All-In Sustaining Costs, or AISC, compute to $1,045/oz for the nine months in this year so far, down from $1,124 in 2012. Cost guidance is maintained but Kinross expects to achieve costs at the lower end of the guided range of AISC of $1,100 - $1,200. We would not be surprised if the lower end can be beaten until the end of the year.
Despite the undeniable improvements in cost control Kinross is still trailing other large miners in production costs. AISC for Kinross in the third quarter were recorded as $1,069/oz which is a notch above Barrick Gold ($916/oz), Goldcorp ($992/oz) or Newmont ($993/oz).
Most mines performed very well in the past quarter. Most importantly commercial production was announced at Dvoinoye in Russia. Ore from this new mine will be processed at the nearby Kupol mine.
Tasiast in Mauritania encountered some problems due to unusually strong rain storms and a brief strike. Maricunga in Chile reported very high costs (AISC of $1,368/oz for 38,126 ounces) due to performance issues with the ADR plant and the leaching characteristics of the ore. Mining ceased at La Coipa and the mine was handed back to the projects team to hopefully find additional mineable ore.
Revenue for the quarter decreased by -21% year-on-year to $876.3M despite the strong production. This drop is due to 29,000 ounces of gold sold after the end of the quarter on the one hand and a much decreased realized gold price of $1,331/oz on the other (down from $1,641/oz in Q3/2012).
Consequently, operating cash flow per share dropped by -42% to $0.22. And the bottom line dropped by a hefty -77% to $0.04 per share. These earnings per share were at the lower end of the range compared to: Barrick Gold reported $0.17/share, Goldcorp reported $0.01/share and Newmont reported $0.82/share.
The company put a sharp knife to capital expenditures. The original capex guidance had been cut from the original estimate of $1.6B to $1.45B earlier in the year. This estimate was reduced further in the third quarter to $1.4B. For 2014 the company now estimates only $800M - $900M in capex requirements.
The balance sheet remains strong. A current ratio of 3.87 indicates a distinct ability to pay the bills in the short term. The debt-to-equity ratio remains manageable at 0.31 but has been creeping up over the pas year.
Liquidity is excellent with $932M in cash, $59M in restricted cash and $1.5B available in credit facilities. Debt amounts to $1.2B with the first larger maturity coming up in 2016.
Cash flow from continuing operations was $137M which is a distinct improvement from the June quarter where this metric was reported as $106.4M.
Kinross Gold showed some visible progress in cutting costs and optimizing production in the third quarter. Bringing the Dvoinoye mine online in time and on budget was an important achievement. Performance at the Tasiast and Maricunga mines will need to be monitored in the coming quarter for improvements in production costs.
The balance sheet remains quite strong and the company has ample liquidity.
In comparison with peers Kinross still has some catching up to do in terms of earnings and cost cutting.

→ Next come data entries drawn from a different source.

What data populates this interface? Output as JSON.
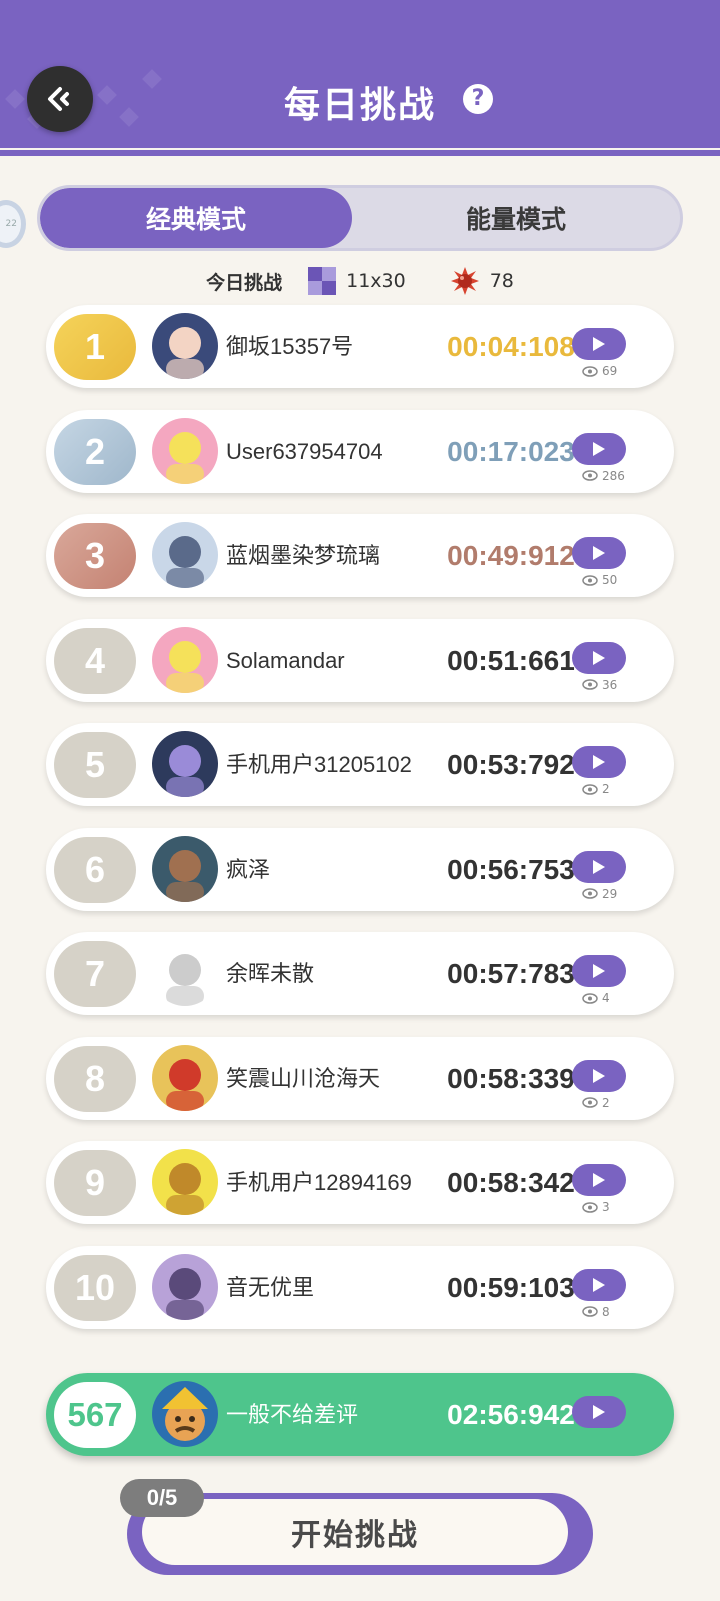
{
  "header": {
    "title": "每日挑战",
    "help_icon": "question-circle-icon",
    "back_icon": "back-arrow-icon"
  },
  "tabs": [
    {
      "label": "经典模式",
      "active": true
    },
    {
      "label": "能量模式",
      "active": false
    }
  ],
  "challenge_info": {
    "label": "今日挑战",
    "grid_size": "11x30",
    "mine_count": "78"
  },
  "leaderboard": [
    {
      "rank": "1",
      "name": "御坂15357号",
      "time": "00:04:108",
      "views": "69"
    },
    {
      "rank": "2",
      "name": "User637954704",
      "time": "00:17:023",
      "views": "286"
    },
    {
      "rank": "3",
      "name": "蓝烟墨染梦琉璃",
      "time": "00:49:912",
      "views": "50"
    },
    {
      "rank": "4",
      "name": "Solamandar",
      "time": "00:51:661",
      "views": "36"
    },
    {
      "rank": "5",
      "name": "手机用户31205102",
      "time": "00:53:792",
      "views": "2"
    },
    {
      "rank": "6",
      "name": "疯泽",
      "time": "00:56:753",
      "views": "29"
    },
    {
      "rank": "7",
      "name": "余晖未散",
      "time": "00:57:783",
      "views": "4"
    },
    {
      "rank": "8",
      "name": "笑震山川沧海天",
      "time": "00:58:339",
      "views": "2"
    },
    {
      "rank": "9",
      "name": "手机用户12894169",
      "time": "00:58:342",
      "views": "3"
    },
    {
      "rank": "10",
      "name": "音无优里",
      "time": "00:59:103",
      "views": "8"
    }
  ],
  "self_entry": {
    "rank": "567",
    "name": "一般不给差评",
    "time": "02:56:942"
  },
  "start": {
    "label": "开始挑战",
    "attempts": "0/5"
  },
  "colors": {
    "primary": "#7a63c1",
    "gold": "#e9b93c",
    "silver": "#7f9fb8",
    "bronze": "#b17c6c",
    "self_green": "#4ec58c",
    "default_rank": "#d6d2c8"
  }
}
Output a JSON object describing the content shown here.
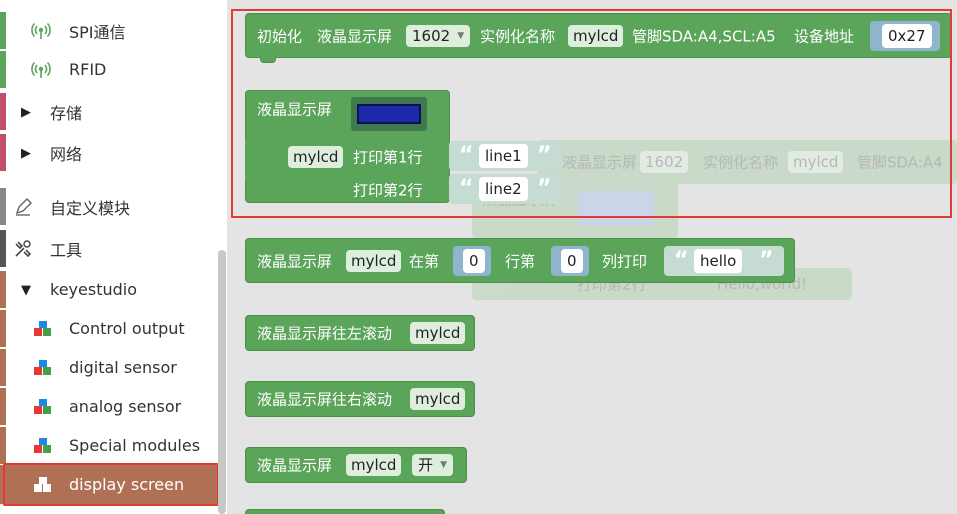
{
  "sidebar": {
    "items": [
      {
        "label": "SPI通信",
        "icon": "wireless-icon",
        "color": "#5ba55b"
      },
      {
        "label": "RFID",
        "icon": "wireless-icon",
        "color": "#5ba55b"
      },
      {
        "label": "存储",
        "icon": "triangle-right-icon",
        "color": "#c0506a"
      },
      {
        "label": "网络",
        "icon": "triangle-right-icon",
        "color": "#c0506a"
      },
      {
        "label": "自定义模块",
        "icon": "pencil-icon",
        "color": "#888888"
      },
      {
        "label": "工具",
        "icon": "tools-icon",
        "color": "#555555"
      },
      {
        "label": "keyestudio",
        "icon": "triangle-down-icon",
        "color": "#b07055"
      },
      {
        "label": "Control output",
        "icon": "blocks-icon",
        "color": "#b07055"
      },
      {
        "label": "digital sensor",
        "icon": "blocks-icon",
        "color": "#b07055"
      },
      {
        "label": "analog sensor",
        "icon": "blocks-icon",
        "color": "#b07055"
      },
      {
        "label": "Special modules",
        "icon": "blocks-icon",
        "color": "#b07055"
      },
      {
        "label": "display screen",
        "icon": "blocks-icon",
        "color": "#b07055",
        "selected": true
      }
    ]
  },
  "blocks": {
    "init": {
      "label": "初始化",
      "lcd_label": "液晶显示屏",
      "model": "1602",
      "inst_label": "实例化名称",
      "inst_name": "mylcd",
      "pins": "管脚SDA:A4,SCL:A5",
      "addr_label": "设备地址",
      "addr": "0x27"
    },
    "print2": {
      "label": "液晶显示屏",
      "name": "mylcd",
      "line1_label": "打印第1行",
      "line1": "line1",
      "line2_label": "打印第2行",
      "line2": "line2"
    },
    "printpos": {
      "label": "液晶显示屏",
      "name": "mylcd",
      "at": "在第",
      "row": "0",
      "row_label": "行第",
      "col": "0",
      "col_label": "列打印",
      "text": "hello"
    },
    "scroll_left": {
      "label": "液晶显示屏往左滚动",
      "name": "mylcd"
    },
    "scroll_right": {
      "label": "液晶显示屏往右滚动",
      "name": "mylcd"
    },
    "power": {
      "label": "液晶显示屏",
      "name": "mylcd",
      "state": "开"
    }
  },
  "ghost": {
    "init_lcd": "液晶显示屏",
    "init_model": "1602",
    "init_inst": "实例化名称",
    "init_name": "mylcd",
    "init_pins": "管脚SDA:A4",
    "lcd_label": "液晶显示屏",
    "line2_label": "打印第2行",
    "line2_text": "Hello,world!"
  }
}
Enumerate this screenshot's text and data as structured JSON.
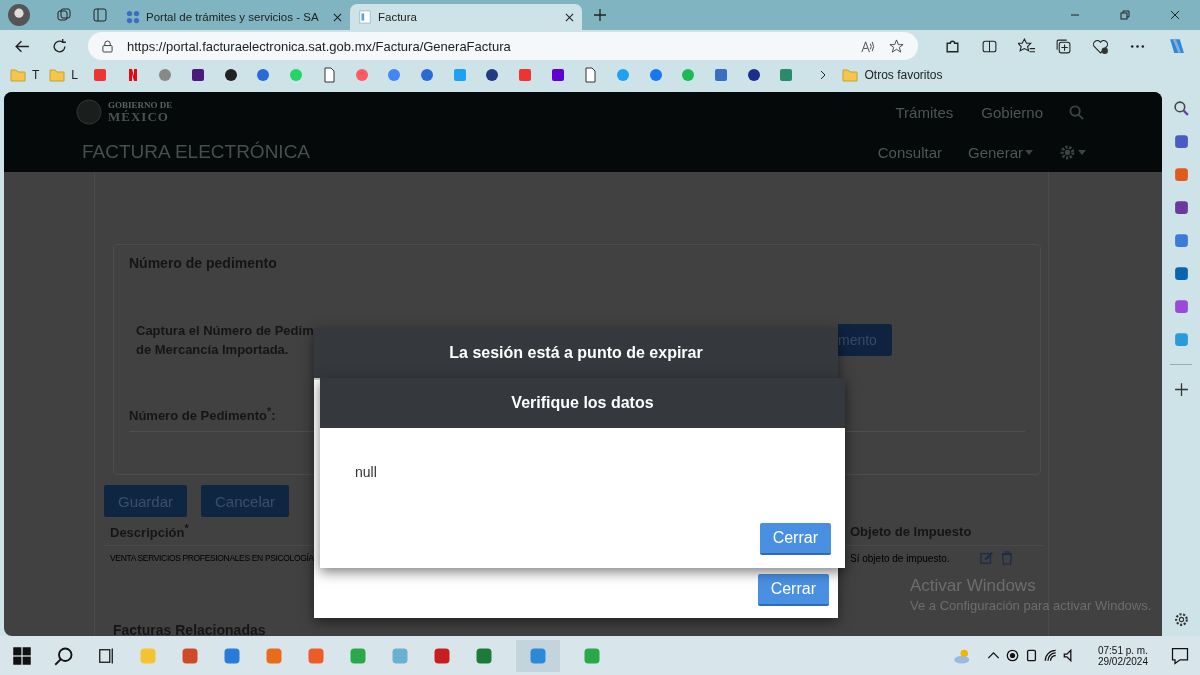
{
  "browser": {
    "tabs": [
      {
        "title": "Portal de trámites y servicios - SA",
        "selected": false
      },
      {
        "title": "Factura",
        "selected": true
      }
    ],
    "url": "https://portal.facturaelectronica.sat.gob.mx/Factura/GeneraFactura",
    "bookmark_folders": [
      {
        "label": "T"
      },
      {
        "label": "L"
      }
    ],
    "other_favorites": "Otros favoritos"
  },
  "header": {
    "logo_line_1": "GOBIERNO DE",
    "logo_line_2": "MÉXICO",
    "top_nav": [
      "Trámites",
      "Gobierno"
    ],
    "title": "FACTURA ELECTRÓNICA",
    "nav": [
      "Consultar",
      "Generar"
    ]
  },
  "form": {
    "section_title": "Número de pedimento",
    "instructions": [
      "Captura el Número de Pedim",
      "de Mercancía Importada."
    ],
    "add_button": "mento",
    "field_label": "Número de Pedimento$^{*}$:",
    "buttons": [
      "Guardar",
      "Cancelar"
    ],
    "table": {
      "columns": [
        "Descripción$^{*}$",
        "Objeto de Impuesto"
      ],
      "rows": [
        [
          "VENTA SERVICIOS PROFESIONALES EN PSICOLOGÍA",
          "Sí objeto de impuesto."
        ]
      ]
    },
    "next_section_title": "Facturas Relacionadas"
  },
  "session_dialog": {
    "title": "La sesión está a punto de expirar",
    "button": "Cerrar"
  },
  "error_dialog": {
    "title": "Verifique los datos",
    "message": "null",
    "button": "Cerrar"
  },
  "activation_notice": {
    "title": "Activar Windows",
    "message": "Ve a Configuración para activar Windows."
  },
  "taskbar": {
    "time": "07:51 p. m.",
    "date": "29/02/2024"
  }
}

We expect comparatively strong earnings in the fourth quarter due to a substantial amount of gold that was produced in the third quarter but sold in the fourth. The initiated cost cutting program should also continue to result in improved results.
Disclosure: I have no positions in any stocks mentioned, and no plans to initiate any positions within the next 72 hours. I wrote this article myself, and it expresses my own opinions. I am not receiving compensation for it (other than from Seeking Alpha). I have no business relationship with any company whose stock is mentioned in this article.